    “Because I have a request. And you’re not going to like it.”

    • • •

    The mood wasn’t any less somber in her office. Worse, since Ethan and Catcher were nearly vibrating with anger, and Mallory didn’t look much better. I wasn’t sure how I’d become the calm one of the four of us, but I’d have to use that to our advantage, if I could. That depended very much on what the mayor had to say.

    Lane was back in the office, and when we came in he glanced up at us from the tablet that seemed to absorb most of his attention.

    “Mr. and Mrs. Sullivan,” he said by way of greeting, gaze still on the screen.

    “‘Merit’ is fine,” I said.

    He slid me a glance, looking me over with distaste, like the fact that I’d declined the name made me suspect.

    The office door opened. Jim Wilcox and Mikaela Pierce walked in, the man and woman from the SWAT and FBI units who’d been behind the barricade at Towerline. Pierce wore a suit again; Wilcox wore dark fatigues. They nodded at the mayor, at Lane, at us, before moving to the other side of the room to stand alone and apart. If anything, it said we weren’t on the same team.
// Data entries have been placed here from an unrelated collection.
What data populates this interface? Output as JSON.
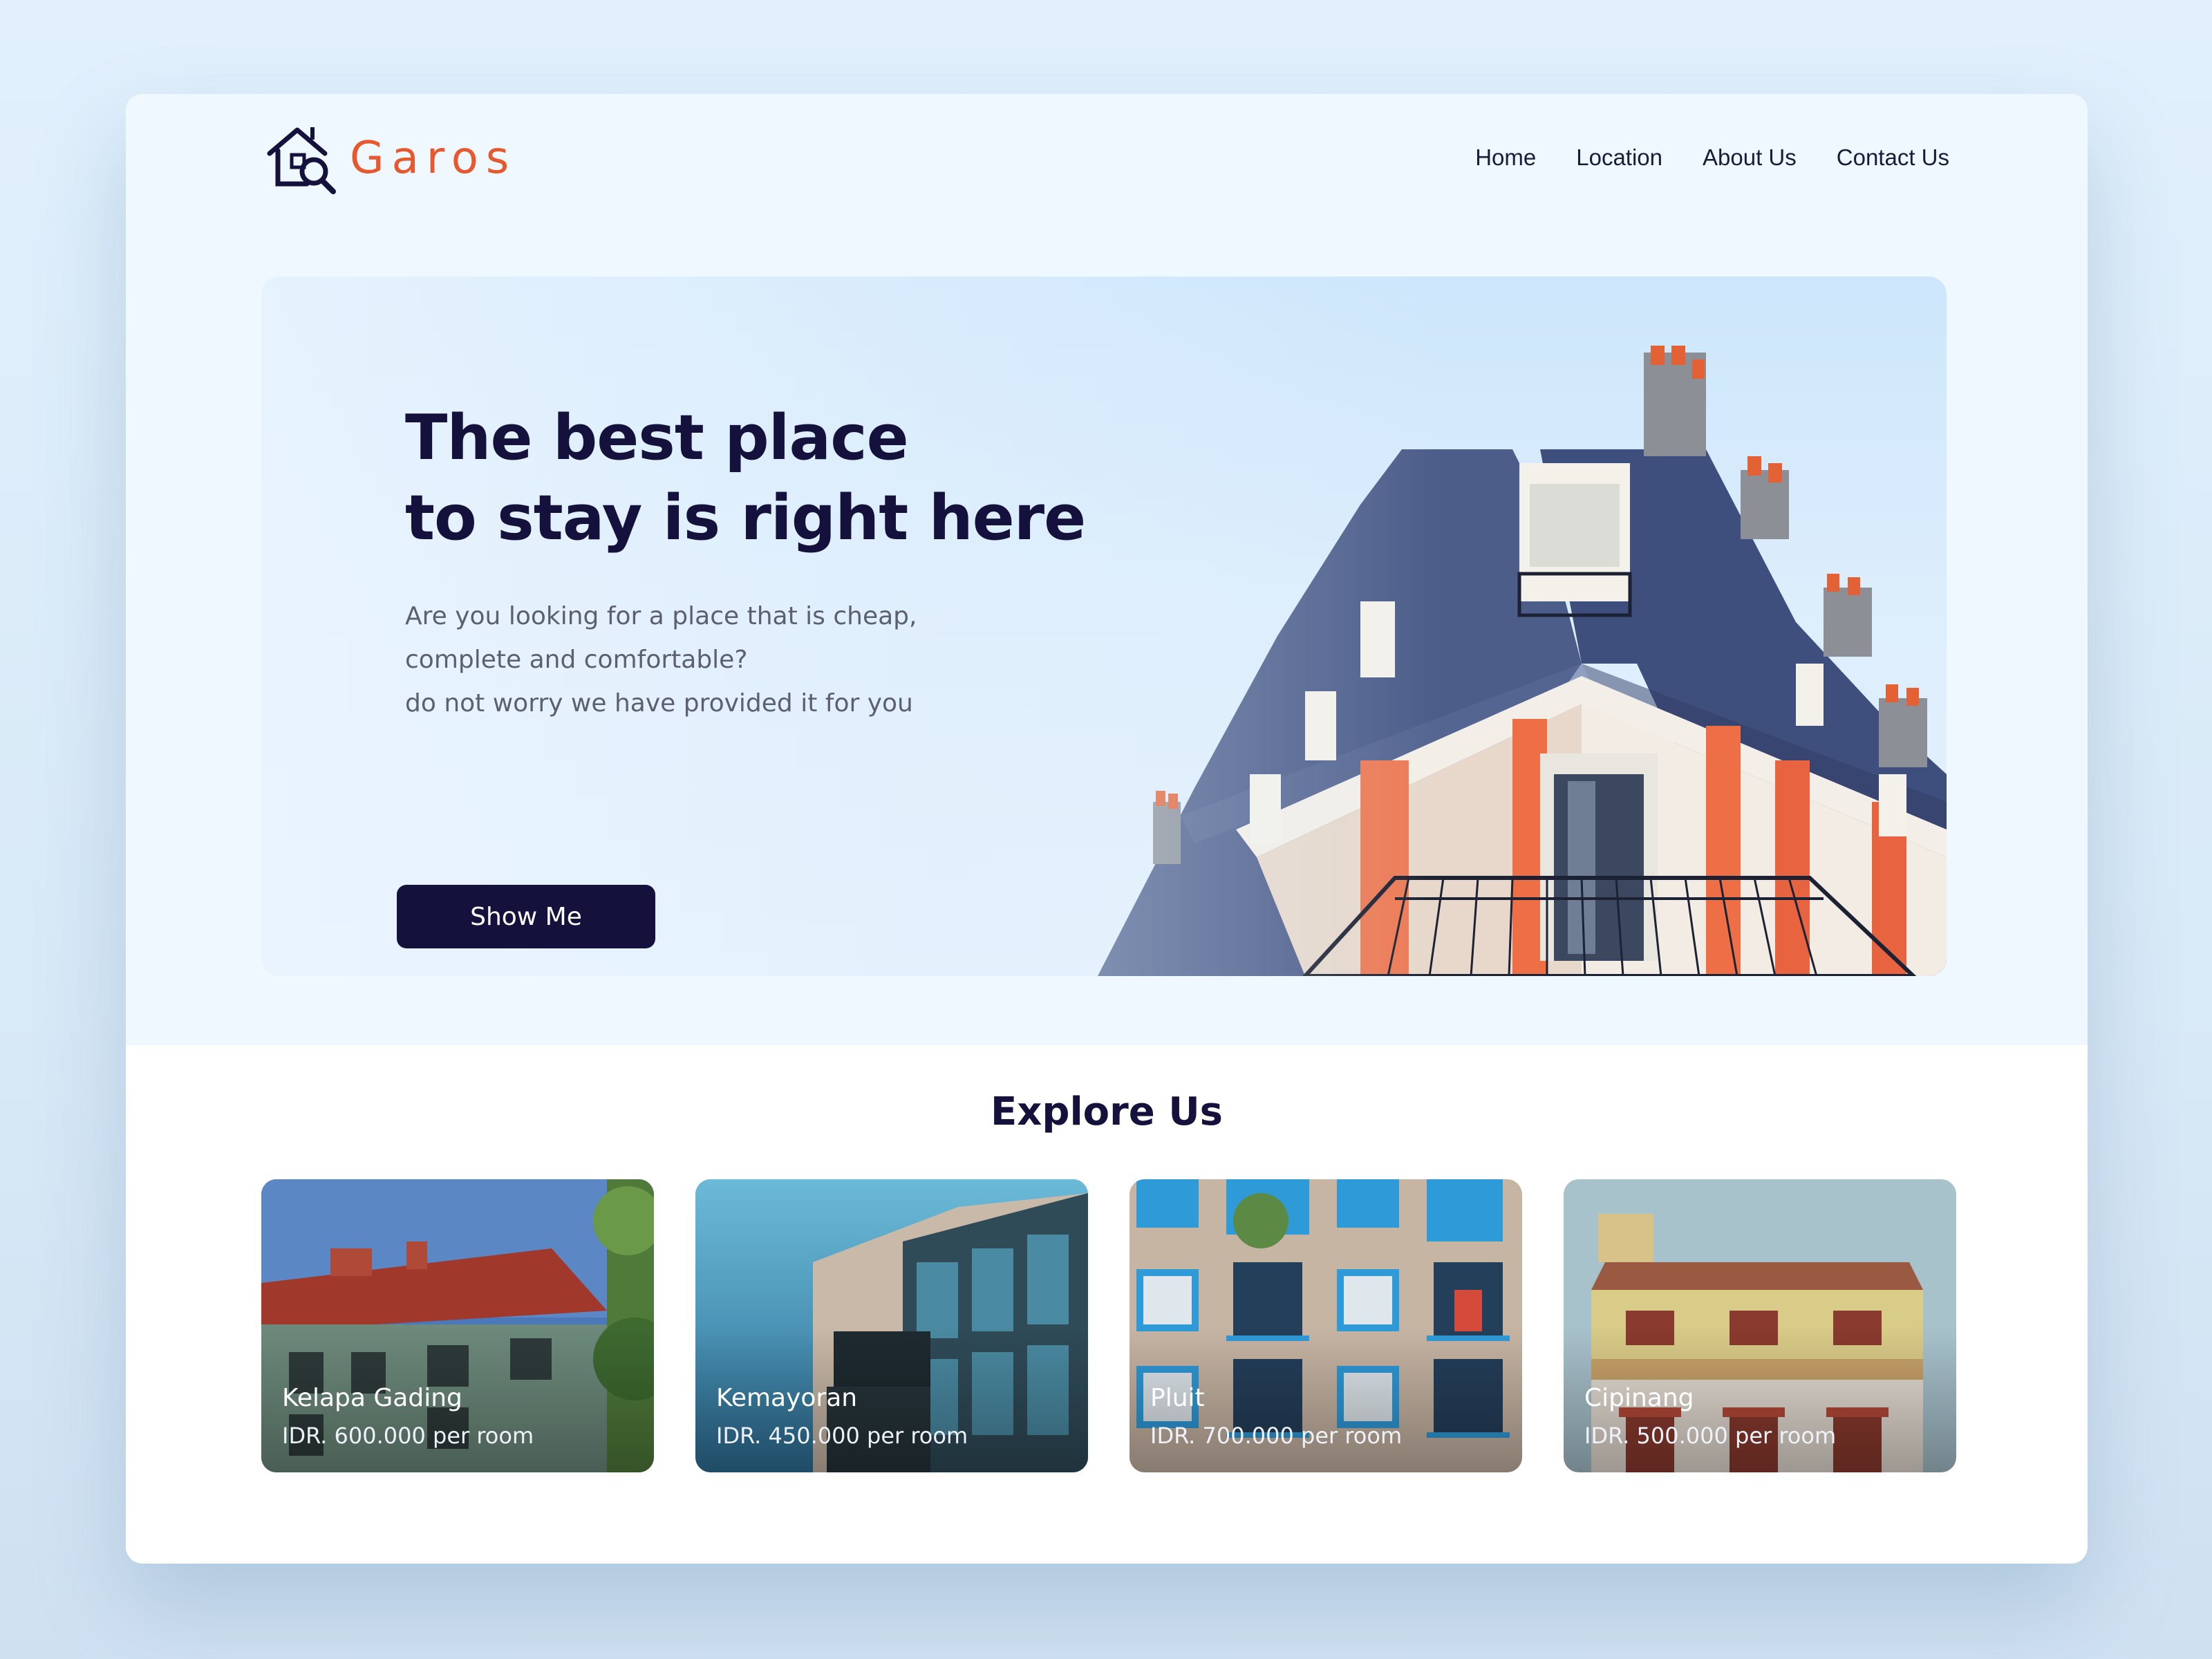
{
  "brand": {
    "name": "Garos",
    "logo_icon": "house-search-icon",
    "color": "#e8582f"
  },
  "nav": {
    "items": [
      {
        "label": "Home"
      },
      {
        "label": "Location"
      },
      {
        "label": "About Us"
      },
      {
        "label": "Contact Us"
      }
    ]
  },
  "hero": {
    "title_line1": "The best place",
    "title_line2": "to stay is right here",
    "desc_line1": "Are you looking for a place that is cheap,",
    "desc_line2": "complete and comfortable?",
    "desc_line3": "do not worry we have provided it for you",
    "button_label": "Show Me",
    "title_color": "#14113d"
  },
  "explore": {
    "title": "Explore Us",
    "cards": [
      {
        "name": "Kelapa Gading",
        "price": "IDR. 600.000 per room"
      },
      {
        "name": "Kemayoran",
        "price": "IDR. 450.000 per room"
      },
      {
        "name": "Pluit",
        "price": "IDR. 700.000 per room"
      },
      {
        "name": "Cipinang",
        "price": "IDR. 500.000 per room"
      }
    ]
  }
}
    “Status?” the mayor asked.

    Mallory and I stood beside each other, Catcher and Ethan on the outside edges like guards.

    “Stable, for the moment,” Pierce said. “The clouds above Towerline continue to spin, but the temperature is holding. There’s been no precipitation in the last two hours.”

    “The Guard has units in the designated emergency zones,” Wilcox said. “They’re working to keep people calm, but with the city frozen over, people who would normally be working are home. They’re home, and they’re thinking.” He slid a glance to me, to Mallory. And for the first time, I saw guilt in his eyes.

  • Romance | Fantasy | Vampire